- Help people feel confident on video by addressing on-camera, task and ambient lighting. Warm, intense LED lights just above head height and off to the side are best for video.
- Consider the space’s size, boundaries, materials and the direction of microphones and speakers for the best audio on both ends.
- Develop more intentional shared etiquette and protocols. (Read Collaboration in the Hybrid Workplace).
Use space and technology to foster natural and inclusive interactions for co-located and remote participants.
- Arrange remote and local participants, and digital and analog content to ensure equal participation. Some software platforms and integrated technology systems support the use of multiple displays which allow people and content to be separated creating a more equitable experience.
- Design for the camera’s field of view (i.e. 90, 120 degree). Make sure people and content can be seen by remote participants. AI-powered video conference cameras allow for a wide angle and new ways to enhance analog content virtually. Huddly’s Canvas is one content camera that works with Microsoft Teams and Zoom to improve whiteboard images by removing gloss and shadows, boost marker colors and hide people who might be in front of the camera.

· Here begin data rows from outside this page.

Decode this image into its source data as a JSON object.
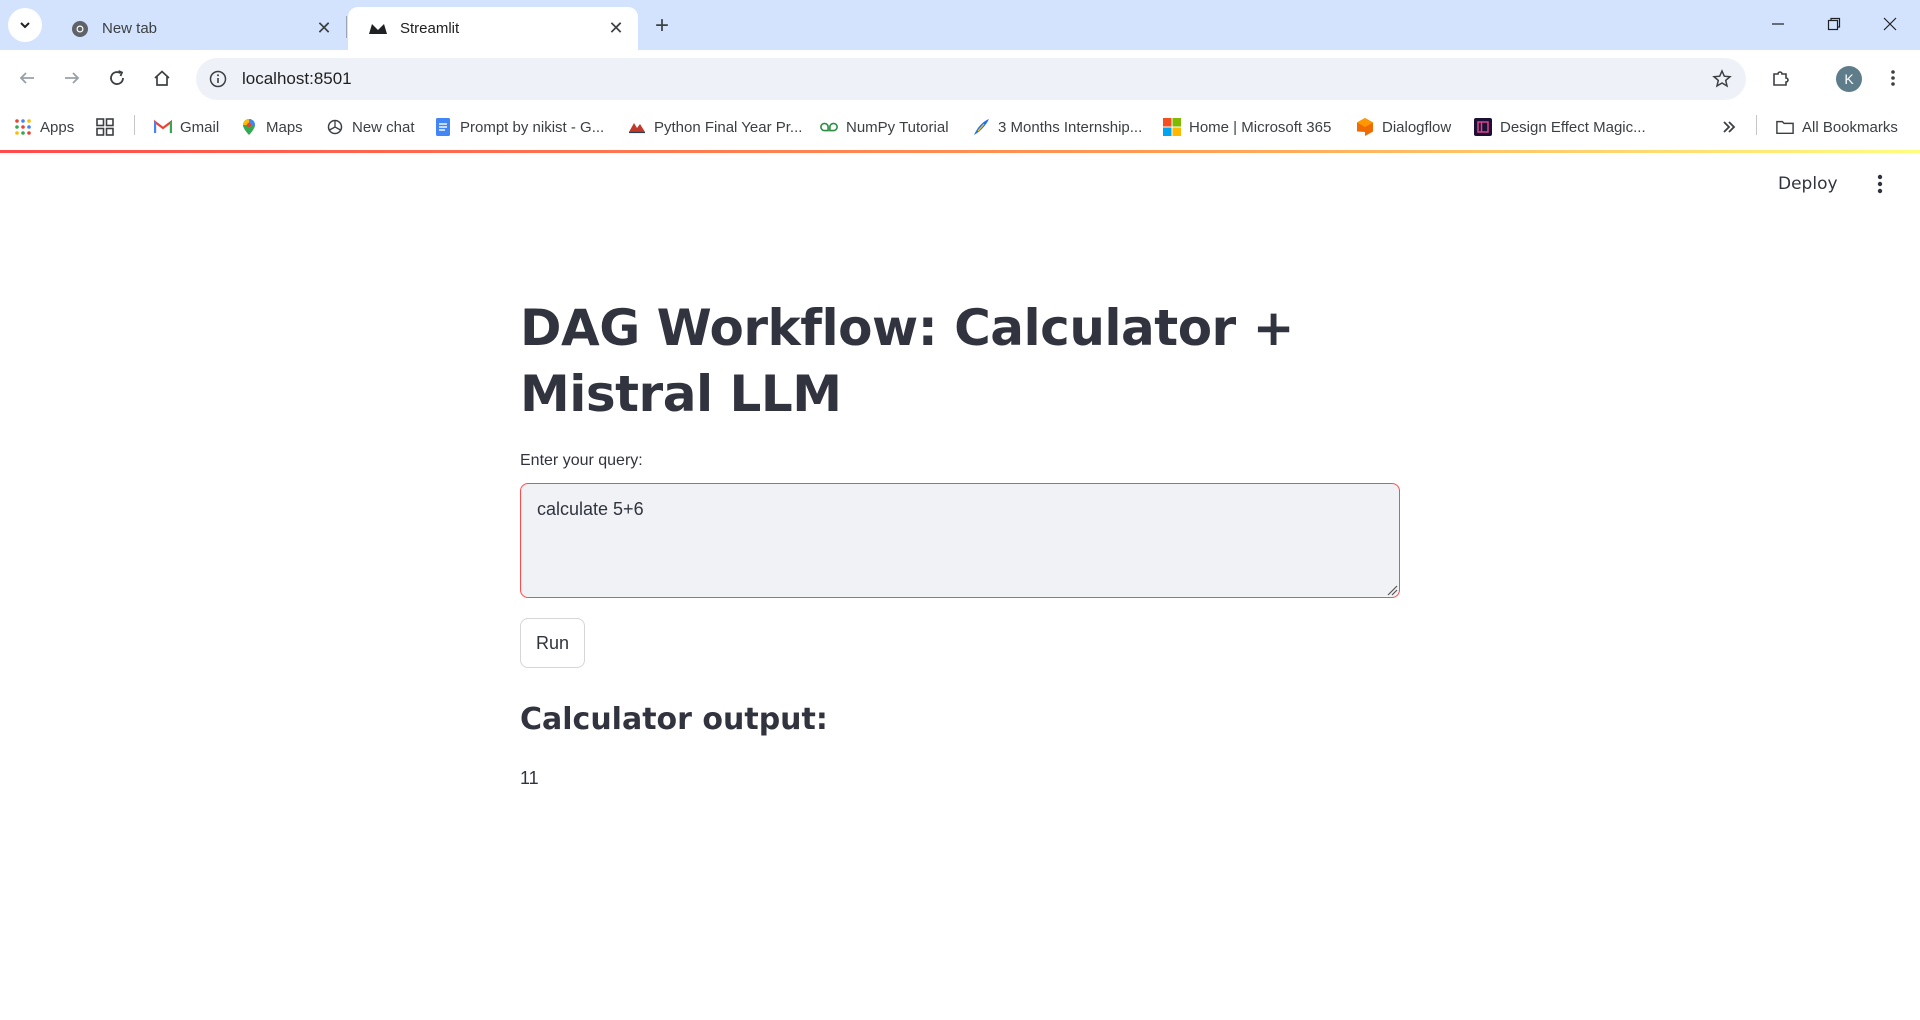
{
  "browser": {
    "tabs": [
      {
        "title": "New tab",
        "active": false
      },
      {
        "title": "Streamlit",
        "active": true
      }
    ],
    "address": "localhost:8501",
    "profile_initial": "K",
    "bookmarks": [
      {
        "label": "Apps"
      },
      {
        "label": "Gmail"
      },
      {
        "label": "Maps"
      },
      {
        "label": "New chat"
      },
      {
        "label": "Prompt by nikist - G..."
      },
      {
        "label": "Python Final Year Pr..."
      },
      {
        "label": "NumPy Tutorial"
      },
      {
        "label": "3 Months Internship..."
      },
      {
        "label": "Home | Microsoft 365"
      },
      {
        "label": "Dialogflow"
      },
      {
        "label": "Design Effect Magic..."
      }
    ],
    "all_bookmarks": "All Bookmarks"
  },
  "app": {
    "deploy_label": "Deploy",
    "title": "DAG Workflow: Calculator + Mistral LLM",
    "query_label": "Enter your query:",
    "query_value": "calculate 5+6",
    "run_label": "Run",
    "output_heading": "Calculator output:",
    "output_value": "11"
  },
  "colors": {
    "accent": "#ff4b4b",
    "text": "#31333f",
    "tabstrip": "#d3e3fd",
    "input_bg": "#f0f2f6"
  }
}
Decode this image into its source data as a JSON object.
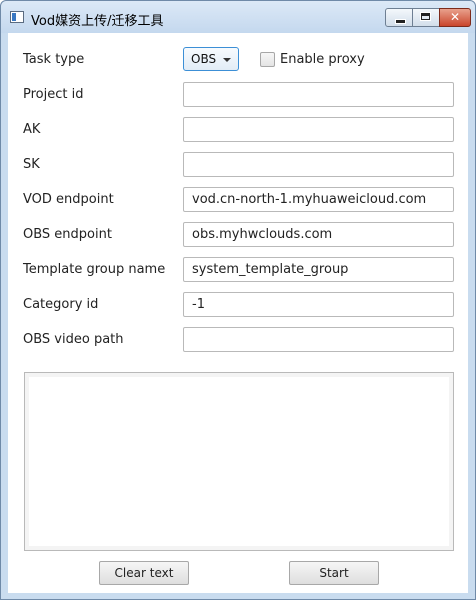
{
  "window": {
    "title": "Vod媒资上传/迁移工具",
    "controls": {
      "close_glyph": "✕"
    }
  },
  "form": {
    "task_type": {
      "label": "Task type",
      "selected": "OBS"
    },
    "enable_proxy": {
      "label": "Enable proxy",
      "checked": false
    },
    "project_id": {
      "label": "Project id",
      "value": ""
    },
    "ak": {
      "label": "AK",
      "value": ""
    },
    "sk": {
      "label": "SK",
      "value": ""
    },
    "vod_endpoint": {
      "label": "VOD endpoint",
      "value": "vod.cn-north-1.myhuaweicloud.com"
    },
    "obs_endpoint": {
      "label": "OBS endpoint",
      "value": "obs.myhwclouds.com"
    },
    "template_group_name": {
      "label": "Template group name",
      "value": "system_template_group"
    },
    "category_id": {
      "label": "Category id",
      "value": "-1"
    },
    "obs_video_path": {
      "label": "OBS video path",
      "value": ""
    }
  },
  "output": {
    "text": ""
  },
  "buttons": {
    "clear_text": "Clear text",
    "start": "Start"
  },
  "colors": {
    "focus_accent": "#3c8fd6",
    "close_button": "#c9462c",
    "titlebar": "#c4d8ee"
  }
}
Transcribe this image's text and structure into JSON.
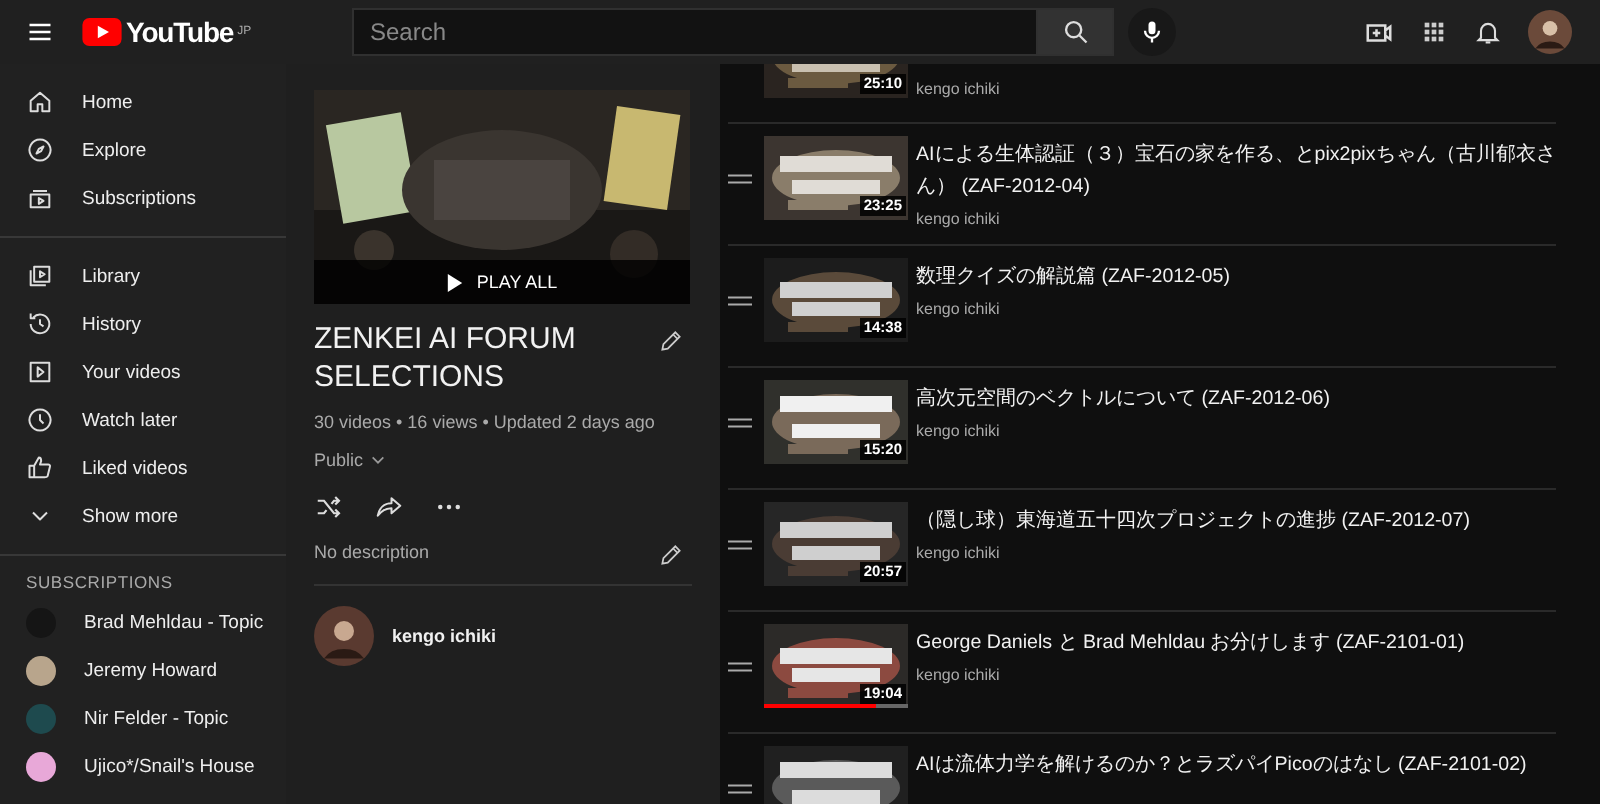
{
  "header": {
    "logo": "YouTube",
    "region": "JP",
    "search": {
      "placeholder": "Search"
    }
  },
  "sidebar": {
    "items": [
      {
        "label": "Home"
      },
      {
        "label": "Explore"
      },
      {
        "label": "Subscriptions"
      },
      {
        "label": "Library"
      },
      {
        "label": "History"
      },
      {
        "label": "Your videos"
      },
      {
        "label": "Watch later"
      },
      {
        "label": "Liked videos"
      },
      {
        "label": "Show more"
      }
    ],
    "subscriptions_heading": "SUBSCRIPTIONS",
    "subscriptions": [
      {
        "name": "Brad Mehldau - Topic"
      },
      {
        "name": "Jeremy Howard"
      },
      {
        "name": "Nir Felder - Topic"
      },
      {
        "name": "Ujico*/Snail's House"
      }
    ]
  },
  "playlist": {
    "play_all": "PLAY ALL",
    "title": "ZENKEI AI FORUM SELECTIONS",
    "stats": "30 videos • 16 views • Updated 2 days ago",
    "visibility": "Public",
    "description": "No description",
    "owner": "kengo ichiki"
  },
  "videos": [
    {
      "duration": "25:10",
      "channel": "kengo ichiki"
    },
    {
      "title": "AIによる生体認証（３）宝石の家を作る、とpix2pixちゃん（古川郁衣さん） (ZAF-2012-04)",
      "duration": "23:25",
      "channel": "kengo ichiki"
    },
    {
      "title": "数理クイズの解説篇 (ZAF-2012-05)",
      "duration": "14:38",
      "channel": "kengo ichiki"
    },
    {
      "title": "高次元空間のベクトルについて (ZAF-2012-06)",
      "duration": "15:20",
      "channel": "kengo ichiki"
    },
    {
      "title": "（隠し球）東海道五十四次プロジェクトの進捗 (ZAF-2012-07)",
      "duration": "20:57",
      "channel": "kengo ichiki"
    },
    {
      "title": "George Daniels と Brad Mehldau お分けします (ZAF-2101-01)",
      "duration": "19:04",
      "channel": "kengo ichiki",
      "level": 0.78
    },
    {
      "title": "AIは流体力学を解けるのか？とラズパイPicoのはなし (ZAF-2101-02)"
    }
  ]
}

- Use shared content creation tools that provide equal access to digital and analog information and enable multiple modes of collaboration (ex. digital workspaces like Mural).
Enable simple and seamless transitions across multiple interfaces, displays and experiences.
- Shared devices should connect easily with personal devices and let people interact with both when necessary.
- Make sure both remote and co-located participants have clean sight lines to people and content. Flexible furnishings and/or the use of mobile devices allow you to move co-located or remote participants to give them the best view as the meeting evolves.
- The range of technology experiences should work together and pair with a variety of devices and software solutions. While your organization may favor one platform, people making external connections may still need to use a variety of solutions.
PILOT. PARTICIPATE. PIVOT.
As people begin to test out how to collaborate in new ways, technology and the workplace will continue to evolve. It’s a great time to test new types of spaces by setting up a pilot that braids together the physical and the digital. The best advice is to invite employees to participate in any pilot. Participation and open channels for feedback will send a message that nothing is set in stone. And, be prepared to pivot. As people experience the hybrid workplace they’ll make adjustments to how they are working and their environment, process and protocols will need to adapt as well. A flexible workplace designed to evolve and adapt as people’s needs change will help poise organizations to compete and grow in the future.
Author: Wojciech Krupa, Strategic Account Manager, Workplace Consultant, Steelcase